(Data extracted from a collection)
################

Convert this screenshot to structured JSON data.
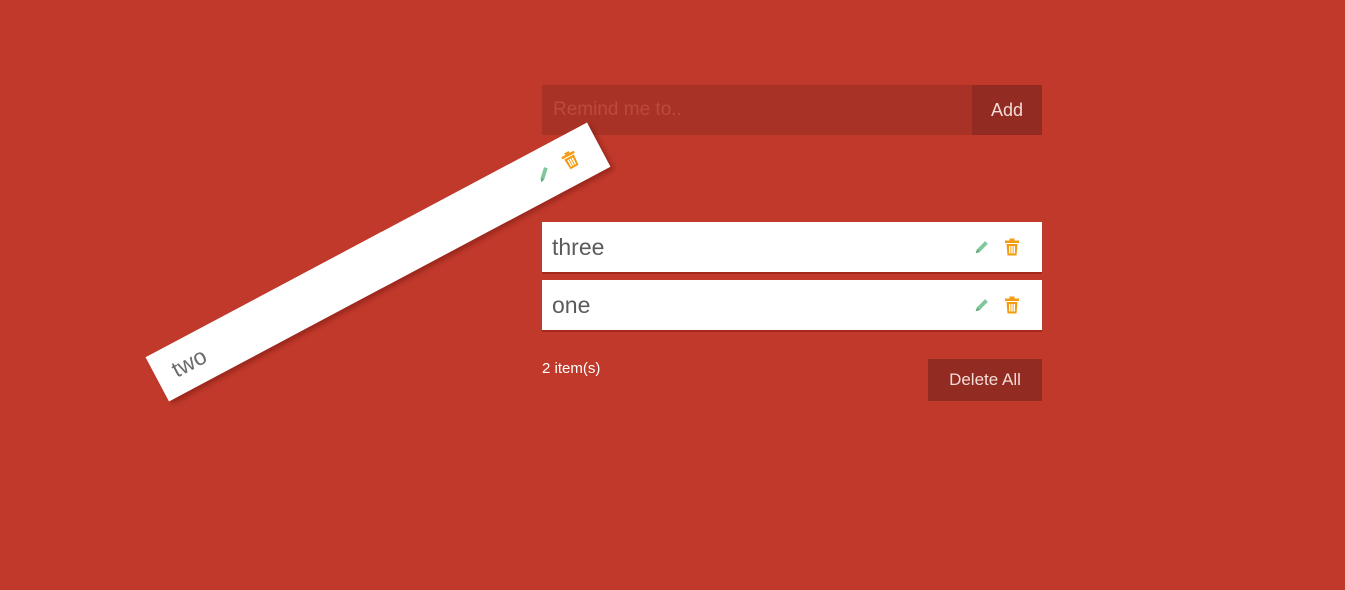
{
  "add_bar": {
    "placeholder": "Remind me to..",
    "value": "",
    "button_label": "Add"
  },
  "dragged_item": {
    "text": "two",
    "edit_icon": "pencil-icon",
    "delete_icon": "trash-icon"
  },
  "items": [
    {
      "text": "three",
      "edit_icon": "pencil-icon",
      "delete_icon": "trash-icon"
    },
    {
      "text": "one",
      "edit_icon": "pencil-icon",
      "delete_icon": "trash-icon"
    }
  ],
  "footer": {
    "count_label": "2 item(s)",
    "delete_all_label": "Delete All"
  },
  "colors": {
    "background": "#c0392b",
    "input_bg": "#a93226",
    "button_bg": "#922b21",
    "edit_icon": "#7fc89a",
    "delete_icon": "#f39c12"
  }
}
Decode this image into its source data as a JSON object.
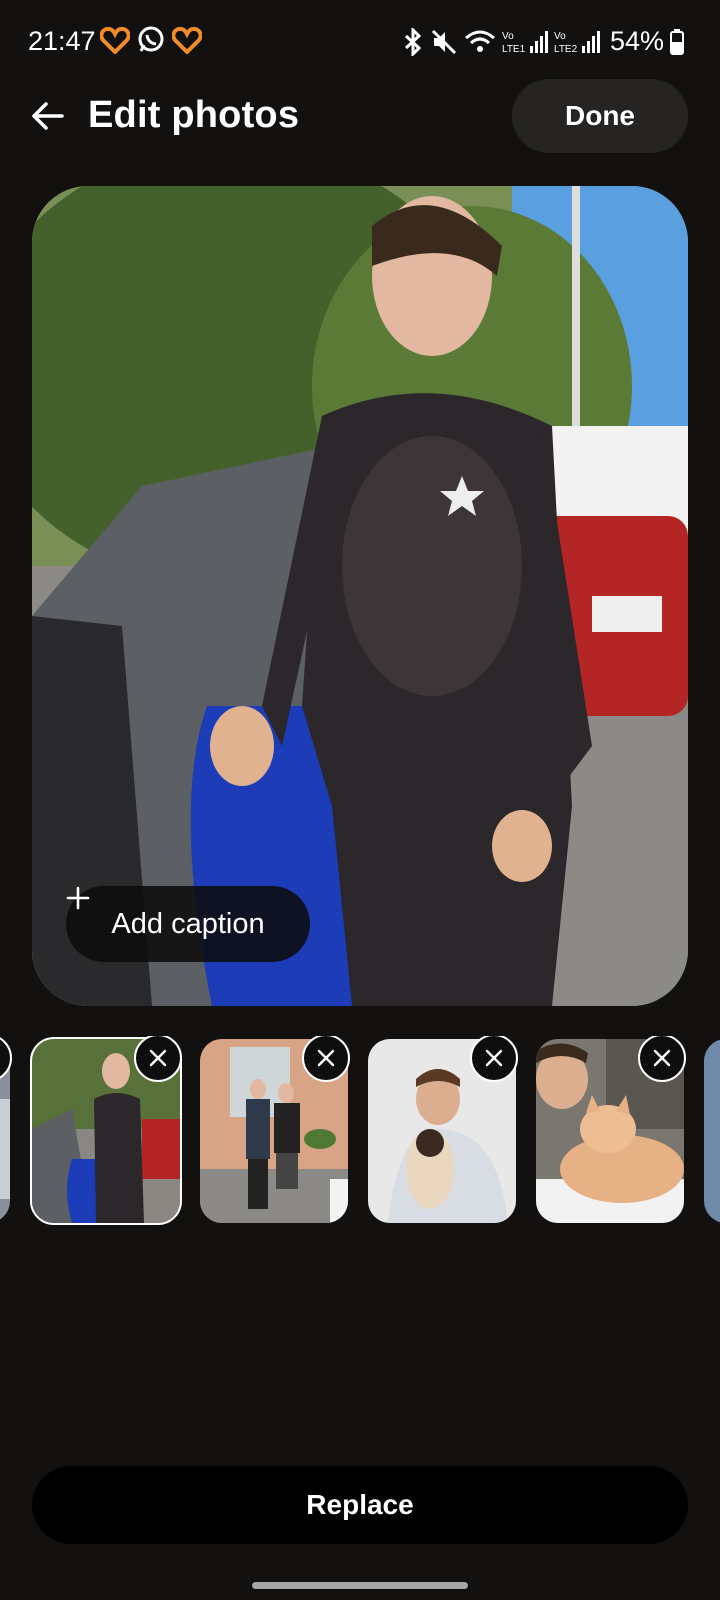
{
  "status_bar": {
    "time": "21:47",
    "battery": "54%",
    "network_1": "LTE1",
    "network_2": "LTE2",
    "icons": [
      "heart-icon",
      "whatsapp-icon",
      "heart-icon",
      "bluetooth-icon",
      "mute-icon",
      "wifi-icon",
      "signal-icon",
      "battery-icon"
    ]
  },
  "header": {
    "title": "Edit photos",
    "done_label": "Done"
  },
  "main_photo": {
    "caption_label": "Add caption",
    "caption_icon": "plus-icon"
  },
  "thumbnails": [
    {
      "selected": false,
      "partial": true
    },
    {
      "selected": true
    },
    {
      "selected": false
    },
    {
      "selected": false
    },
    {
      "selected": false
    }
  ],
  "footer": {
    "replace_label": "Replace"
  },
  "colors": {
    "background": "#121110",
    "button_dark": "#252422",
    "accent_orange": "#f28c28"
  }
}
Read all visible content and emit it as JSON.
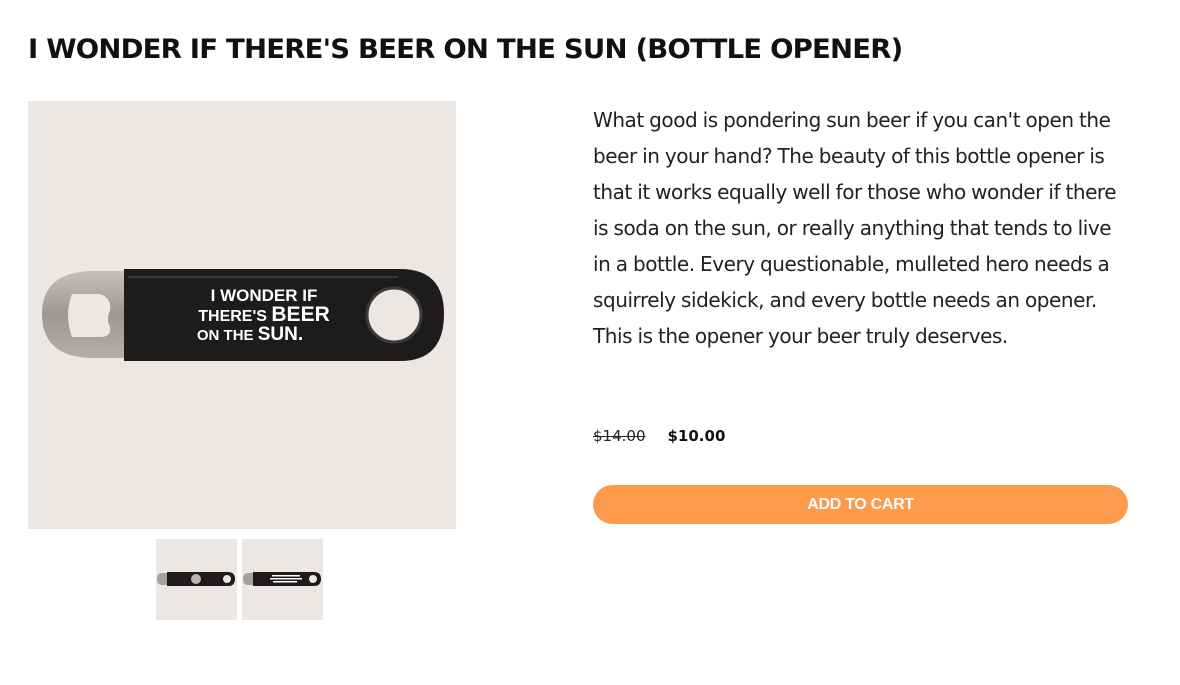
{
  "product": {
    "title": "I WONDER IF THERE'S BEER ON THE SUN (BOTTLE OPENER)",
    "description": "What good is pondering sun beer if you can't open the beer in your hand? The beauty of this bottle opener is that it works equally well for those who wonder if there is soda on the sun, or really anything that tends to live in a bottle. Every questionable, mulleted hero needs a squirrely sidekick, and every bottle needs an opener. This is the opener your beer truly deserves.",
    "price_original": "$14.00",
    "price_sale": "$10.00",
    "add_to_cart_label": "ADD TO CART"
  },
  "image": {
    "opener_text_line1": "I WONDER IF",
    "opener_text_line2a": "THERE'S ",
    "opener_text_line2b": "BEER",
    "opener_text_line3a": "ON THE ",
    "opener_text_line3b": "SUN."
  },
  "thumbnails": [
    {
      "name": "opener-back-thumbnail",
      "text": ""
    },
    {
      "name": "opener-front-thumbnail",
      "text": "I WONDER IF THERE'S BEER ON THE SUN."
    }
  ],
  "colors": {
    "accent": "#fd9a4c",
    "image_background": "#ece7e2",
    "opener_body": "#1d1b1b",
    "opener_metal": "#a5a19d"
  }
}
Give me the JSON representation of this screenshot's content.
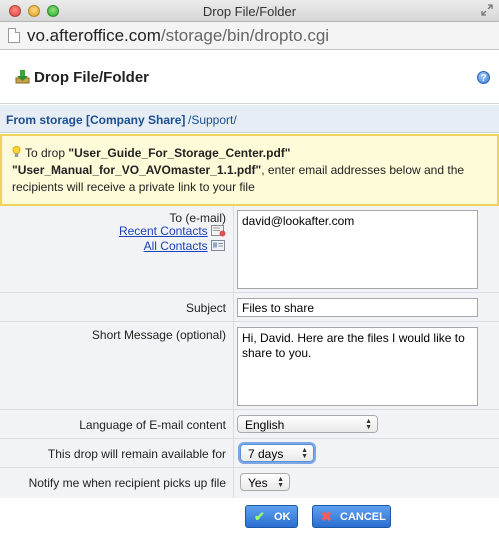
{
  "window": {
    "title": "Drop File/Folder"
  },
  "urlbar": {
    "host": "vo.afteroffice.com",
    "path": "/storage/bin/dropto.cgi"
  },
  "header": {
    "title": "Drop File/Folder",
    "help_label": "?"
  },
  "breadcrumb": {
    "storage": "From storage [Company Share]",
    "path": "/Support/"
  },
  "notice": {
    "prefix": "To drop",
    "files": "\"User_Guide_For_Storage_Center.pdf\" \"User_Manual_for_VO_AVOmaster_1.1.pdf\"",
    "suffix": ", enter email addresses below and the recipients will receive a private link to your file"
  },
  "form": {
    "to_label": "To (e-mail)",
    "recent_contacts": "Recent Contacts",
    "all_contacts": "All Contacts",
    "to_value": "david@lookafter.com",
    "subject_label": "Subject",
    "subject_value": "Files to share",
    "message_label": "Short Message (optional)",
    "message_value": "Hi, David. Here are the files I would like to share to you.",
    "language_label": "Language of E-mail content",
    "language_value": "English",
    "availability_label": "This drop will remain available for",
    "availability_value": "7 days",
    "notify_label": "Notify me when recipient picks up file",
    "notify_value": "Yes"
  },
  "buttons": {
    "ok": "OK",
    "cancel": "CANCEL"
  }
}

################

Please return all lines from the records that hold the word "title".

■ **Result of the task**:
    "title": "Edit photos",
    "title": "I WONDER IF THERE'S BEER ON THE SUN (BOTTLE OPENER)",
    "title": "Drop File/Folder"
    "title": "Drop File/Folder",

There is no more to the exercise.